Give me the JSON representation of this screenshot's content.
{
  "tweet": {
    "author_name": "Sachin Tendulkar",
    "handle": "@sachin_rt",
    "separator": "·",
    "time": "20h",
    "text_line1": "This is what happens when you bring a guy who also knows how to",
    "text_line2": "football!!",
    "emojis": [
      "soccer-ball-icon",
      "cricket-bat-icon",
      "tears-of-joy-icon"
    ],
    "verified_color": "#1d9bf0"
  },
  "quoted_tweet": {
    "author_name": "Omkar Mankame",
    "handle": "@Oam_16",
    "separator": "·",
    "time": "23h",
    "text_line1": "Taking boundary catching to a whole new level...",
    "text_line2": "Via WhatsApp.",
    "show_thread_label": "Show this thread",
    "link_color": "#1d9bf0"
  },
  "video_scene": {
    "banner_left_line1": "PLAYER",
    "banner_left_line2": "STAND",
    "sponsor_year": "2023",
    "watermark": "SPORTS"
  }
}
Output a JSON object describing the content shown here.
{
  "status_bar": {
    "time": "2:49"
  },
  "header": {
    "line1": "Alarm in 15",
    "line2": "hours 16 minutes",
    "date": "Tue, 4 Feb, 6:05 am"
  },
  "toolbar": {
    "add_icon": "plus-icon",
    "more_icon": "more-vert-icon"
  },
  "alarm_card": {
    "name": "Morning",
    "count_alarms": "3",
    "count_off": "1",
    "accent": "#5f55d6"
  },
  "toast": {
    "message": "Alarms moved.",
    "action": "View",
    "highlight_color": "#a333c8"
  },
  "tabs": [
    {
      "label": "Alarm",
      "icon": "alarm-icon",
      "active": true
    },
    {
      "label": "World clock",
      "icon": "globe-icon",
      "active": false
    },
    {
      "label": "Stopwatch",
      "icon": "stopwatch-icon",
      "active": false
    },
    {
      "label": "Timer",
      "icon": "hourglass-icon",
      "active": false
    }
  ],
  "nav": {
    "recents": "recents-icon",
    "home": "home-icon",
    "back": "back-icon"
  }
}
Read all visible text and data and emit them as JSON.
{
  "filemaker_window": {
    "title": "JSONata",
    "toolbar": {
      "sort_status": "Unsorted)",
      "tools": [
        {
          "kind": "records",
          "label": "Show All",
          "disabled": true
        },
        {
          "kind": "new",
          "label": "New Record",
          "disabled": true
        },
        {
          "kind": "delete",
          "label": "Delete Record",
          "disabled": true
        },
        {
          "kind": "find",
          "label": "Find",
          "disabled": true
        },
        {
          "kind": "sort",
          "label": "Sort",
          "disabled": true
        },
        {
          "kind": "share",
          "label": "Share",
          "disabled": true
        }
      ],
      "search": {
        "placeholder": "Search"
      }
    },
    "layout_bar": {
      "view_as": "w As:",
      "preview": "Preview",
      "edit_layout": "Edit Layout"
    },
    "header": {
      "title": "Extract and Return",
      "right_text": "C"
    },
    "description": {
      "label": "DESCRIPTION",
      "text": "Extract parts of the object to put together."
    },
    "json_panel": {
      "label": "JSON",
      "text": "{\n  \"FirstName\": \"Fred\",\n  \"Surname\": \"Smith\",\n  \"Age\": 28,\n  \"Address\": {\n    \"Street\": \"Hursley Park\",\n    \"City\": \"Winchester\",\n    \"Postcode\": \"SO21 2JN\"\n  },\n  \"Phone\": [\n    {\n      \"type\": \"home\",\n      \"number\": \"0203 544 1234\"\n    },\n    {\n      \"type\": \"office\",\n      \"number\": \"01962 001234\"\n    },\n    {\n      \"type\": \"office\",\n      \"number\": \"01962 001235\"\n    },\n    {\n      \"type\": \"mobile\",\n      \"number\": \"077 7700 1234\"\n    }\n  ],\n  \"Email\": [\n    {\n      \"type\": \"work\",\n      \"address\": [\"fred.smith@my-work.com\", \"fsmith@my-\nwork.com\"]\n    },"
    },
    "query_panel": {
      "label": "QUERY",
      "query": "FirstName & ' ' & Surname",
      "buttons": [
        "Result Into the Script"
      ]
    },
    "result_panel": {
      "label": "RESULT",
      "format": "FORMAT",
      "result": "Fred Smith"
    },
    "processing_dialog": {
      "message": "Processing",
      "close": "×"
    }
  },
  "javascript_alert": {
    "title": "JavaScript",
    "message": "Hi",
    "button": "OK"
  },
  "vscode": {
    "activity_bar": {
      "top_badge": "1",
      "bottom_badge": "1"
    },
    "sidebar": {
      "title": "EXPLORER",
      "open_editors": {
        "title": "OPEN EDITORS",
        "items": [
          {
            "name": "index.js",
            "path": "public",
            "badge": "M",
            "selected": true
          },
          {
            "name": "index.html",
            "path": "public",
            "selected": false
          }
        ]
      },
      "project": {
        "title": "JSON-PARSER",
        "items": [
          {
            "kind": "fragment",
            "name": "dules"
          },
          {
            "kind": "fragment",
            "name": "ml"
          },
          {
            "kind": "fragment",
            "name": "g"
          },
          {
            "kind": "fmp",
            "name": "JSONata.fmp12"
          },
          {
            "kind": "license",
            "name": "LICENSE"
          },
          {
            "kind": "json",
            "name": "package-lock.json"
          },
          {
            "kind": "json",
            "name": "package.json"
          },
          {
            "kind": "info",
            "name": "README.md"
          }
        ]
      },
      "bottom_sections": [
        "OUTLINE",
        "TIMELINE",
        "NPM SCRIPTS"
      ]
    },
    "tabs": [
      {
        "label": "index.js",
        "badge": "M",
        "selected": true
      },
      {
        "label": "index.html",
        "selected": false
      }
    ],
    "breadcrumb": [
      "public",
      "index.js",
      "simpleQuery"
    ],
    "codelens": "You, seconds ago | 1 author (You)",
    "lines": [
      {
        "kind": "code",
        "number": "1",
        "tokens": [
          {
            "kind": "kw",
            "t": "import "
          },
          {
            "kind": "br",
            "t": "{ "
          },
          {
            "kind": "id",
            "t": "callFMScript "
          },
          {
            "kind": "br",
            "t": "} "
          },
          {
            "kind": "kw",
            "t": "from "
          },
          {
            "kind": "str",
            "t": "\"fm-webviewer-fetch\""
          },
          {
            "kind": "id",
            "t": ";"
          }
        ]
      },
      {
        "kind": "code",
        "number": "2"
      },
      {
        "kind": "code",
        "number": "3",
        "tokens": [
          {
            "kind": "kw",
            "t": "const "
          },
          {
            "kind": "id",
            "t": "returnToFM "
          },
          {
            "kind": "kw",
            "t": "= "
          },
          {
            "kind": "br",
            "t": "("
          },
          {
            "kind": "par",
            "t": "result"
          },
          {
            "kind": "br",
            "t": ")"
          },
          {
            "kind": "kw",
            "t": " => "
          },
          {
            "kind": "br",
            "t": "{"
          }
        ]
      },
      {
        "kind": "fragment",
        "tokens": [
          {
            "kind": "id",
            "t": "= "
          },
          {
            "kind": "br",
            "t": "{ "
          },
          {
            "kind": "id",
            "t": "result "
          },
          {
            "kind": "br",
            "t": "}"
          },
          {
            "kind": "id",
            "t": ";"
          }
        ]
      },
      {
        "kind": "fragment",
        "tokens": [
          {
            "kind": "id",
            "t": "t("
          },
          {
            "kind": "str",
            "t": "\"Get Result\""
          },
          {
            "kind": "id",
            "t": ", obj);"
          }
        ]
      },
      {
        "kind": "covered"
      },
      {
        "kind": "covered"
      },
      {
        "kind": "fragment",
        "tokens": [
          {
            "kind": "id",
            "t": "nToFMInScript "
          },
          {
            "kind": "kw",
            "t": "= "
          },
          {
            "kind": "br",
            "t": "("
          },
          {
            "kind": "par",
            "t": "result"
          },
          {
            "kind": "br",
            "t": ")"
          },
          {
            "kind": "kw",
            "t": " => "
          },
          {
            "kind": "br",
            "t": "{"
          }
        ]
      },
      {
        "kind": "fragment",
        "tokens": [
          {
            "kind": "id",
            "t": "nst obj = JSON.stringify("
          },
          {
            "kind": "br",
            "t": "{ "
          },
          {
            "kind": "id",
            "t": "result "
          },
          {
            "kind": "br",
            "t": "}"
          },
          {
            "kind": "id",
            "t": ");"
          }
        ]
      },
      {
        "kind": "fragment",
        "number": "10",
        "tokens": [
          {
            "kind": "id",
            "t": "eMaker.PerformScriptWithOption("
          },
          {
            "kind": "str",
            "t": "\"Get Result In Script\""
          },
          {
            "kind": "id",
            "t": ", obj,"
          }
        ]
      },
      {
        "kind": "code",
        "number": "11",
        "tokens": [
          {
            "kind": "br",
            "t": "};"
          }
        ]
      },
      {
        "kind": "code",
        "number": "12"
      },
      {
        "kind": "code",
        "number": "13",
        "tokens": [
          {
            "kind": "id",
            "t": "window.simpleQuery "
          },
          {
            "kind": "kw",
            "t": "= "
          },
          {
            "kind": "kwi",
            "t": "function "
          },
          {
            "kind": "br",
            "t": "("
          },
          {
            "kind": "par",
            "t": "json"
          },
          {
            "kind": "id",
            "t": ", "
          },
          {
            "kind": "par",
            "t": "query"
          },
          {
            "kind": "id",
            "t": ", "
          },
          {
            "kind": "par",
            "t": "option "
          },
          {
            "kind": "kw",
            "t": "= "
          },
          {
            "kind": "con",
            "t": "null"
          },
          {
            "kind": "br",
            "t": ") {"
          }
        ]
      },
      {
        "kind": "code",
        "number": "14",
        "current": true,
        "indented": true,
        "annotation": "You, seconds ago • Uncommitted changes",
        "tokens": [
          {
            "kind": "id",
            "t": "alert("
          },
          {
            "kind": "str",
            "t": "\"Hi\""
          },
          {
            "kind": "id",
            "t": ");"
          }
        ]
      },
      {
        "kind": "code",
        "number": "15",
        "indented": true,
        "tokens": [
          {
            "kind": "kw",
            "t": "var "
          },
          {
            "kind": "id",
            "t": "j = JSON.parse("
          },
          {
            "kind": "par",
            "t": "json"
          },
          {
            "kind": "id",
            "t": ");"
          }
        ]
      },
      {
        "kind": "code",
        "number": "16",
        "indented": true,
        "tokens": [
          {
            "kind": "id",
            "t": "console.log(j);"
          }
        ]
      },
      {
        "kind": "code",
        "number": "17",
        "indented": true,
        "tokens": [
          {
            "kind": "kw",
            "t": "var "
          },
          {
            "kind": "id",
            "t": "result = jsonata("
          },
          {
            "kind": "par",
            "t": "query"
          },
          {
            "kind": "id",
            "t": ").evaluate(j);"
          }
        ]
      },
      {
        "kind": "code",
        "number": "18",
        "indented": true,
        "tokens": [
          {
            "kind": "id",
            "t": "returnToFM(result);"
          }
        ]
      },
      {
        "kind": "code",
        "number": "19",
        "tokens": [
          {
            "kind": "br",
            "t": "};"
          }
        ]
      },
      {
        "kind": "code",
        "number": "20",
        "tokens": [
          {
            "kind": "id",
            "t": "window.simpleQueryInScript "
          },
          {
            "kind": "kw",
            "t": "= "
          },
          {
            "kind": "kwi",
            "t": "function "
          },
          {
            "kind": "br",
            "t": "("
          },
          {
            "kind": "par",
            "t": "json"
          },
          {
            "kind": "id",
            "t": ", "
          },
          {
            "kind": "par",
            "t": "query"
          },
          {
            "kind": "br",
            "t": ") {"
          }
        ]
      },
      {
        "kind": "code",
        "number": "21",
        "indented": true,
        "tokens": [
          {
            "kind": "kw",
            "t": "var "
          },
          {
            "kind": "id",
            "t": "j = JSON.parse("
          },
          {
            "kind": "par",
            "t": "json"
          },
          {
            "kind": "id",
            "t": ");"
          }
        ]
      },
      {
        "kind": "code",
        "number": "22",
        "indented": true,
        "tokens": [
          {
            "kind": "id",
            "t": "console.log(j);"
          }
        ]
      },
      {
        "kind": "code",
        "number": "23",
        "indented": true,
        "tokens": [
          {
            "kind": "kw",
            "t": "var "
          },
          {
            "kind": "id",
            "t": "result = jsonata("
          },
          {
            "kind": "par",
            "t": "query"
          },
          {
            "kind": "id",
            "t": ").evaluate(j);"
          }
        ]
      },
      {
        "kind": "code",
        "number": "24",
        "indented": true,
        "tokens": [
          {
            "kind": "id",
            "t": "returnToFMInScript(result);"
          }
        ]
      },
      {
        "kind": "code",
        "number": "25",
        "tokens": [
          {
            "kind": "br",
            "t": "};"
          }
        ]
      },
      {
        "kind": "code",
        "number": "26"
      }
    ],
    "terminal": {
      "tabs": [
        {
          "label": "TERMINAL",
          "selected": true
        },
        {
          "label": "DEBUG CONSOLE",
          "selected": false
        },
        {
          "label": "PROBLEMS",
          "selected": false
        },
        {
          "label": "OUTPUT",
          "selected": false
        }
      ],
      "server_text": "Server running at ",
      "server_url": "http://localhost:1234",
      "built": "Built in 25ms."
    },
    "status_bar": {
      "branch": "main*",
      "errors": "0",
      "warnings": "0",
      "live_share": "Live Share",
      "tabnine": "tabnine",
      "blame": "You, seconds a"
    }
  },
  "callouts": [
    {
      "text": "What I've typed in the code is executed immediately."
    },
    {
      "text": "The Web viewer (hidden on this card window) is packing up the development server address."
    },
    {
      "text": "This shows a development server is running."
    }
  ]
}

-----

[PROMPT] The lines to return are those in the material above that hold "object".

[EXERCISE RESPONSE]
Output a JSON object describing the content shown here.
      "text": "Extract parts of the object to put together."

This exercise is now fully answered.